> _Materials provided_:
#####

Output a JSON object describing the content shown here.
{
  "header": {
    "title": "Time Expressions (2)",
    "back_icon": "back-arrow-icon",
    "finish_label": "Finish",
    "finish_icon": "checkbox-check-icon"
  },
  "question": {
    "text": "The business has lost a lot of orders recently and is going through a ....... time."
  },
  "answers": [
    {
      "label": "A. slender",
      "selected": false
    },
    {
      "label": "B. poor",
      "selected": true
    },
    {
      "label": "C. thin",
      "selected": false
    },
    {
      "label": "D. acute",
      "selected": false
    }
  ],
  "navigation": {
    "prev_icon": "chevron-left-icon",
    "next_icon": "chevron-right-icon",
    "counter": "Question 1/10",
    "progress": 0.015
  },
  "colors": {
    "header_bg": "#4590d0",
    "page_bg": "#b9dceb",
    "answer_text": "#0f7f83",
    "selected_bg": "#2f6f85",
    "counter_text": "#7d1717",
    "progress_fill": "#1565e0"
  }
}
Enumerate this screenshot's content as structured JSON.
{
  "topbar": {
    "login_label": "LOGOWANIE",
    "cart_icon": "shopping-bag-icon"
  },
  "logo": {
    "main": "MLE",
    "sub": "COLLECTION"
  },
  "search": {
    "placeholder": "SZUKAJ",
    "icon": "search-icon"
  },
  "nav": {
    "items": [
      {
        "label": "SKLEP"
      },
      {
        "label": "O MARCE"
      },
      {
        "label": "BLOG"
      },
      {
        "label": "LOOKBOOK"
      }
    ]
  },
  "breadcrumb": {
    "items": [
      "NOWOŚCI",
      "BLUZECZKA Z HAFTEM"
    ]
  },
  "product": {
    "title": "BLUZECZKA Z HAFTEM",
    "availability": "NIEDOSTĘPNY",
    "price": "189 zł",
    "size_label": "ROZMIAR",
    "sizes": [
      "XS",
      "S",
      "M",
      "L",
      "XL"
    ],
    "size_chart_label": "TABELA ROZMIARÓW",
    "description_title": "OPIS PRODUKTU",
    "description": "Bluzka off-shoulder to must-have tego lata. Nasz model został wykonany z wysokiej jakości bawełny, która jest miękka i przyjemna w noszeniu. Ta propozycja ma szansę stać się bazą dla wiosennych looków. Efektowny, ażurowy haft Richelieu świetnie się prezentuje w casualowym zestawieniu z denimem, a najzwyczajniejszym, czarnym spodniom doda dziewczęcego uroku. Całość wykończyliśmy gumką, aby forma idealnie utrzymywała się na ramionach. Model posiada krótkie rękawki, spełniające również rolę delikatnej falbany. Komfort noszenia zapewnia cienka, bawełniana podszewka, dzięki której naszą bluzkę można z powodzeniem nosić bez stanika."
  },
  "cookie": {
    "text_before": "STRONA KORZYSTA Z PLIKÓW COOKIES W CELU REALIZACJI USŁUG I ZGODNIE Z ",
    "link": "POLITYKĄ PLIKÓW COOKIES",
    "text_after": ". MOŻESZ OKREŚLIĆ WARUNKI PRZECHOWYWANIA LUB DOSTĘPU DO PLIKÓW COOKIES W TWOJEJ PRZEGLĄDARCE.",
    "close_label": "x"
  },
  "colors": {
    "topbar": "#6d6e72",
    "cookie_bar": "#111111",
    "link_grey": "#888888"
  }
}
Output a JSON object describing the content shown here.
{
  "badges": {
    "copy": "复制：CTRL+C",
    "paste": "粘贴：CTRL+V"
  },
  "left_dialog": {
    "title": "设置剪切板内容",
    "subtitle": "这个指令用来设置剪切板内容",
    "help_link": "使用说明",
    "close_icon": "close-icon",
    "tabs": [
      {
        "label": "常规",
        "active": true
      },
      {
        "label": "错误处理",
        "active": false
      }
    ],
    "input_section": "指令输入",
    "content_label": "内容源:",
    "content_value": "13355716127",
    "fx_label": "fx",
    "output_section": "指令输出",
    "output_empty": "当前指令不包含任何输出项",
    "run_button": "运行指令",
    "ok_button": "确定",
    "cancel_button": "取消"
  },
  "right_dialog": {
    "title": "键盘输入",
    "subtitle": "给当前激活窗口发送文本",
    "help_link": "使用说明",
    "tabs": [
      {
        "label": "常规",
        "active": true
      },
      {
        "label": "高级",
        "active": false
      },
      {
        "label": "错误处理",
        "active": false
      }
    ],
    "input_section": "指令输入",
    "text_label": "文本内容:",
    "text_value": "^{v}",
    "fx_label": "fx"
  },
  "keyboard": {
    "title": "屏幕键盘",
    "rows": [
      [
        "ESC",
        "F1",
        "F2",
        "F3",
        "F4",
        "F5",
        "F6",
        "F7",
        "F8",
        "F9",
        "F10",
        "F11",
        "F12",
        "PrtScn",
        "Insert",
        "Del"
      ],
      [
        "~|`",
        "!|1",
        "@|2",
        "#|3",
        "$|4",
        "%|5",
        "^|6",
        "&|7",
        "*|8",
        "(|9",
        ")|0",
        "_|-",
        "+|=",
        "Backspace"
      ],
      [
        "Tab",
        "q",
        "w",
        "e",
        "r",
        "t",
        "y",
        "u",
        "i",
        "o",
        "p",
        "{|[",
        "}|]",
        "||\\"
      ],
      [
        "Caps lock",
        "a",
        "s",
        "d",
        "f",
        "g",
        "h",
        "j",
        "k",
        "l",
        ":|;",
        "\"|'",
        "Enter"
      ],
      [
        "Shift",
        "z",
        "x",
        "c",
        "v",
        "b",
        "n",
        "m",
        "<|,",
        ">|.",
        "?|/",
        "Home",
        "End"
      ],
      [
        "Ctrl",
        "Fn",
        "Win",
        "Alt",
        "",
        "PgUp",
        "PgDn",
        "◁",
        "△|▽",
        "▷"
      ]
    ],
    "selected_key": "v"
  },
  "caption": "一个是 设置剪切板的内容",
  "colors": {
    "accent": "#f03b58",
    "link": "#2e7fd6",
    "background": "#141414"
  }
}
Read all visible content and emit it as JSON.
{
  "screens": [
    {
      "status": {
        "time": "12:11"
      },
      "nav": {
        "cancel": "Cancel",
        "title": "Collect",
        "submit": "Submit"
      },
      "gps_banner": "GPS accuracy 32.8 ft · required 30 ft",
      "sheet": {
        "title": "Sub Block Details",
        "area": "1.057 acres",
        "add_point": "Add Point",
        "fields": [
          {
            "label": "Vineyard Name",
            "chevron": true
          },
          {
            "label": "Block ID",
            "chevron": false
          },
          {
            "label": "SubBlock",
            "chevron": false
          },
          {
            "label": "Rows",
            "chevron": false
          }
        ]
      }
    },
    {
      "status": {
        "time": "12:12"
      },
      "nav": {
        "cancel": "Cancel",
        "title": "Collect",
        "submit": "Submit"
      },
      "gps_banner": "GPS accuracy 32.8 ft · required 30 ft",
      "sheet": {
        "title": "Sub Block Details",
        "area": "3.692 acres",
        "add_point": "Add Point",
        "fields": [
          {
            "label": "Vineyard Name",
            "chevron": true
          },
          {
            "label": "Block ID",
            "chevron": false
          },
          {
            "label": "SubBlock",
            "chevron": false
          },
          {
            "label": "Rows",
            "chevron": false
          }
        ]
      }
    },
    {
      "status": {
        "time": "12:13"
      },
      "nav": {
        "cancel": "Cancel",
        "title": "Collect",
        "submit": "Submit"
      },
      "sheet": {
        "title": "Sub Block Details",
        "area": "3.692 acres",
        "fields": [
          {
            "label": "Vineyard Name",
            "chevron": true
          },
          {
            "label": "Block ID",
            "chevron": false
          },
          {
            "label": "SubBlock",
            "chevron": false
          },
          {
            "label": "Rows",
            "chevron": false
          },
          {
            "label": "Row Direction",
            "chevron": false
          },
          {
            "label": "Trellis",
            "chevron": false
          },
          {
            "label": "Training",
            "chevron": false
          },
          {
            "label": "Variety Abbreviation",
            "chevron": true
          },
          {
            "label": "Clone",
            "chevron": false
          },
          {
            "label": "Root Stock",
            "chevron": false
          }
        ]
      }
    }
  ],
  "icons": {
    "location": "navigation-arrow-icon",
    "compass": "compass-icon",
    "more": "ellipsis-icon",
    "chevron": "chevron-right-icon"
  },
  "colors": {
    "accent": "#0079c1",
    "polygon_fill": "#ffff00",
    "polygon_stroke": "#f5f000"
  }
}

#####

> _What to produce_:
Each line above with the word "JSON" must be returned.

> _Worked solution_:
Output a JSON object describing the content shown here.
Enumerate this screenshot's content as structured JSON.
Output a JSON object describing the content shown here.
Read all visible content and emit it as JSON.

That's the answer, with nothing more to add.